I think the answer is class and... go ask the teacher or flunk

Both divide the data into discrete groups or intervals. The frequency histogram gives the number of times the data occur in the particular group or interval, while the relative frequency histogram gives the fraction of times the data occur in the particular group or interval.

Frequency density refers to the number of data points within a certain interval or range in a dataset. It is calculated by dividing the frequency of data points in a particular interval by the width of that interval. This measure helps to visualize and compare the distribution of data in a histogram or frequency distribution chart.

It is the empirical or experimental probability.

basically this is an exampleAGE (YEARS) FREQUENCY FREQUENCY DENSITYFD= Frequency DensityAge : 0

Cumulative percentage is another way of expressing frequency distribution. It calculates the percentage of the cumulative frequency within each interval, much as relative frequency distribution calculates the percentage of frequency.

Relative frequency is the proportion of all given values in an interval, i.e., the frequency of the event/value divided by the total number of data points.In other words...If you picked 12 marbles out of a bag, and 9 of them were green, the frequency of green marbles would be 9... but the relative frequency would be that number (the frequency) divided by the total number of marbles... so the relative frequency would be 9/12 or 3/4.--Relative frequency is the time that you get something successfully over the total number of times attempted... for example.. you flipped a coin 10 times, and you got heads 4 times. the relative frequency would be 4 over 10.

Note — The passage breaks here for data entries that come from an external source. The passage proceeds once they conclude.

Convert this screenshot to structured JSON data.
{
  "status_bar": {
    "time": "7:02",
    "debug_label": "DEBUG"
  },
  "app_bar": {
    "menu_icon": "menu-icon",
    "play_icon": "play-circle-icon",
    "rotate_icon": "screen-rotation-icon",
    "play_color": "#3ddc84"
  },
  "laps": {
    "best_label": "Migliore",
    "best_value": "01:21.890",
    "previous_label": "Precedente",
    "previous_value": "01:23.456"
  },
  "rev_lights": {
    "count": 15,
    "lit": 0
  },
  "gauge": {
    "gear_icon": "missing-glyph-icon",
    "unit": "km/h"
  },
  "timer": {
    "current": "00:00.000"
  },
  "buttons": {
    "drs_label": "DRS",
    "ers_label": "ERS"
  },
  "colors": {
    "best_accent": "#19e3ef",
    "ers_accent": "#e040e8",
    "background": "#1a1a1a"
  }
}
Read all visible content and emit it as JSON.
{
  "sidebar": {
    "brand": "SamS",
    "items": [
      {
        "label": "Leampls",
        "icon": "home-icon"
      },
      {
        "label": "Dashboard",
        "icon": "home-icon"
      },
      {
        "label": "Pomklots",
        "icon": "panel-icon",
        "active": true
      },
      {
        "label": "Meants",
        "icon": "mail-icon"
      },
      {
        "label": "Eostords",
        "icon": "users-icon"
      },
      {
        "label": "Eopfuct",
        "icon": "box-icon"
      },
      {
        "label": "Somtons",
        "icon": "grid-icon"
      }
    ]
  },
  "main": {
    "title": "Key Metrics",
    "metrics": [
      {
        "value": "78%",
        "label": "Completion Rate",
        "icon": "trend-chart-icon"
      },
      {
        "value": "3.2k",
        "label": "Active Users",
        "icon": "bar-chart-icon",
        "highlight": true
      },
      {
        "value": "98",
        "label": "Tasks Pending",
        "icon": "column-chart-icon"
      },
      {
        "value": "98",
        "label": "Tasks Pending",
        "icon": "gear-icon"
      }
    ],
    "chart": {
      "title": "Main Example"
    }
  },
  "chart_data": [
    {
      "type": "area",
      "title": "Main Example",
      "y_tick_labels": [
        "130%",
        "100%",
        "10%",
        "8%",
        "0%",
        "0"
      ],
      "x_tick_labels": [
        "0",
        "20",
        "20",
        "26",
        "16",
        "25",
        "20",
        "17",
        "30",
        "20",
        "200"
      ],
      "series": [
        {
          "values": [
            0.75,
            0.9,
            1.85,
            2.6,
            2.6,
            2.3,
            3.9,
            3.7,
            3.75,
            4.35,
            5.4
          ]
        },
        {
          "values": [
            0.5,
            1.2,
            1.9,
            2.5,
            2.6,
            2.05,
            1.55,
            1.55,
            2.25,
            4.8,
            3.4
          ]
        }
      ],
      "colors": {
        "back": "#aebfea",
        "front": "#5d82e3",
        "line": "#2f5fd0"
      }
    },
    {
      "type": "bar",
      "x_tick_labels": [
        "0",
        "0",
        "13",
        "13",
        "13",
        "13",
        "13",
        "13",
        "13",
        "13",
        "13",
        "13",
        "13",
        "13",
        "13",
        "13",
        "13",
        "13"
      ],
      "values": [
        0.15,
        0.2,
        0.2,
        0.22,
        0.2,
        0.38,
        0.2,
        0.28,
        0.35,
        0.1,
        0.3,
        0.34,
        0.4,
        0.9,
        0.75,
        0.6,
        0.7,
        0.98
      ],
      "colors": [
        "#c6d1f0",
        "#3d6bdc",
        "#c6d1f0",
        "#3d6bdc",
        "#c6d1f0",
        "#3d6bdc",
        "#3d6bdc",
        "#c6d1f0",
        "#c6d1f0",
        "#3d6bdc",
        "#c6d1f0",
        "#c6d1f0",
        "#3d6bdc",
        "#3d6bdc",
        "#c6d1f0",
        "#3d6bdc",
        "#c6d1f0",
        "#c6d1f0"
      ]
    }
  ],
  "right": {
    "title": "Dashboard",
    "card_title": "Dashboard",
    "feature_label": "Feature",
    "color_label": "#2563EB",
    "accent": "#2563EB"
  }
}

absolute frequency is a term decribing the total number of trials you did. a relative frequency is the number of measurements in an interval of a frequency distribution. or the ratio of the number of times an event occurs in a series of trials of a chance experiment to the number of trials of the experiment performed. so the difference is one is the total trials, and the other...well it depends on which definition you picked...

absolute frequency is a term decribing the total number of trials you did. a relative frequency is the number of measurements in an interval of a frequency distribution. or the ratio of the number of times an event occurs in a series of trials of a chance experiment to the number of trials of the experiment performed. so the difference is one is the total trials, and the other...well it depends on which definition you picked...

Well, that's not much of a question. Perhaps you are asking: What is the frequency interpretation of probability? This is called the classical interpretation of probability. Given n independent and identical trials with m occurrences of of a particular outcome, then the probability of this outcome, is equal to the limit of m/n as n goes to infinity. If you are asking: How can probabilities be estimated given data, based on frequency approach? A table is constructed, with intervals, and the number of events in each interval is calculated. The number of events divided by the total number of data is the relative frequency and an estimate of probability for the particular interval.